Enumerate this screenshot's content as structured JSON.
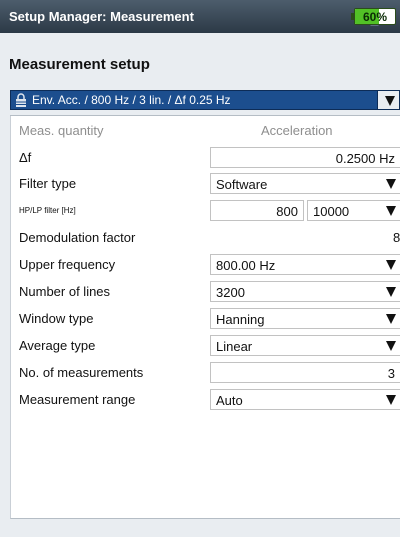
{
  "window": {
    "title": "Setup Manager: Measurement",
    "battery_percent": "60%",
    "battery_level": 0.6
  },
  "heading": "Measurement setup",
  "setup_select": {
    "value": "Env. Acc. / 800 Hz / 3 lin. / Δf 0.25 Hz"
  },
  "rows": {
    "meas_quantity": {
      "label": "Meas. quantity",
      "value": "Acceleration"
    },
    "delta_f": {
      "label": "Δf",
      "value": "0.2500 Hz"
    },
    "filter_type": {
      "label": "Filter type",
      "value": "Software"
    },
    "hplp_filter": {
      "label": "HP/LP filter [Hz]",
      "hp": "800",
      "lp": "10000"
    },
    "demod_factor": {
      "label": "Demodulation factor",
      "value": "8"
    },
    "upper_frequency": {
      "label": "Upper frequency",
      "value": "800.00 Hz"
    },
    "number_of_lines": {
      "label": "Number of lines",
      "value": "3200"
    },
    "window_type": {
      "label": "Window type",
      "value": "Hanning"
    },
    "average_type": {
      "label": "Average type",
      "value": "Linear"
    },
    "num_measurements": {
      "label": "No. of measurements",
      "value": "3"
    },
    "measurement_range": {
      "label": "Measurement range",
      "value": "Auto"
    }
  },
  "icons": {
    "dropdown": "triangle-down-icon",
    "network": "network-disconnected-icon",
    "battery": "battery-icon",
    "lock": "lock-icon"
  },
  "colors": {
    "selection": "#1c4e8e",
    "battery_fill": "#52c126",
    "network_x": "#d9261c"
  }
}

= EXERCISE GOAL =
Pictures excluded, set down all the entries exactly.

= RESPONSE TO THE TASK =
Enumerate this screenshot's content as structured JSON.
{
  "window": {
    "title": "Setup Manager: Measurement",
    "battery_percent": "60%",
    "battery_level": 0.6
  },
  "heading": "Measurement setup",
  "setup_select": {
    "value": "Env. Acc. / 800 Hz / 3 lin. / Δf 0.25 Hz"
  },
  "rows": {
    "meas_quantity": {
      "label": "Meas. quantity",
      "value": "Acceleration"
    },
    "delta_f": {
      "label": "Δf",
      "value": "0.2500 Hz"
    },
    "filter_type": {
      "label": "Filter type",
      "value": "Software"
    },
    "hplp_filter": {
      "label": "HP/LP filter [Hz]",
      "hp": "800",
      "lp": "10000"
    },
    "demod_factor": {
      "label": "Demodulation factor",
      "value": "8"
    },
    "upper_frequency": {
      "label": "Upper frequency",
      "value": "800.00 Hz"
    },
    "number_of_lines": {
      "label": "Number of lines",
      "value": "3200"
    },
    "window_type": {
      "label": "Window type",
      "value": "Hanning"
    },
    "average_type": {
      "label": "Average type",
      "value": "Linear"
    },
    "num_measurements": {
      "label": "No. of measurements",
      "value": "3"
    },
    "measurement_range": {
      "label": "Measurement range",
      "value": "Auto"
    }
  },
  "icons": {
    "dropdown": "triangle-down-icon",
    "network": "network-disconnected-icon",
    "battery": "battery-icon",
    "lock": "lock-icon"
  },
  "colors": {
    "selection": "#1c4e8e",
    "battery_fill": "#52c126",
    "network_x": "#d9261c"
  }
}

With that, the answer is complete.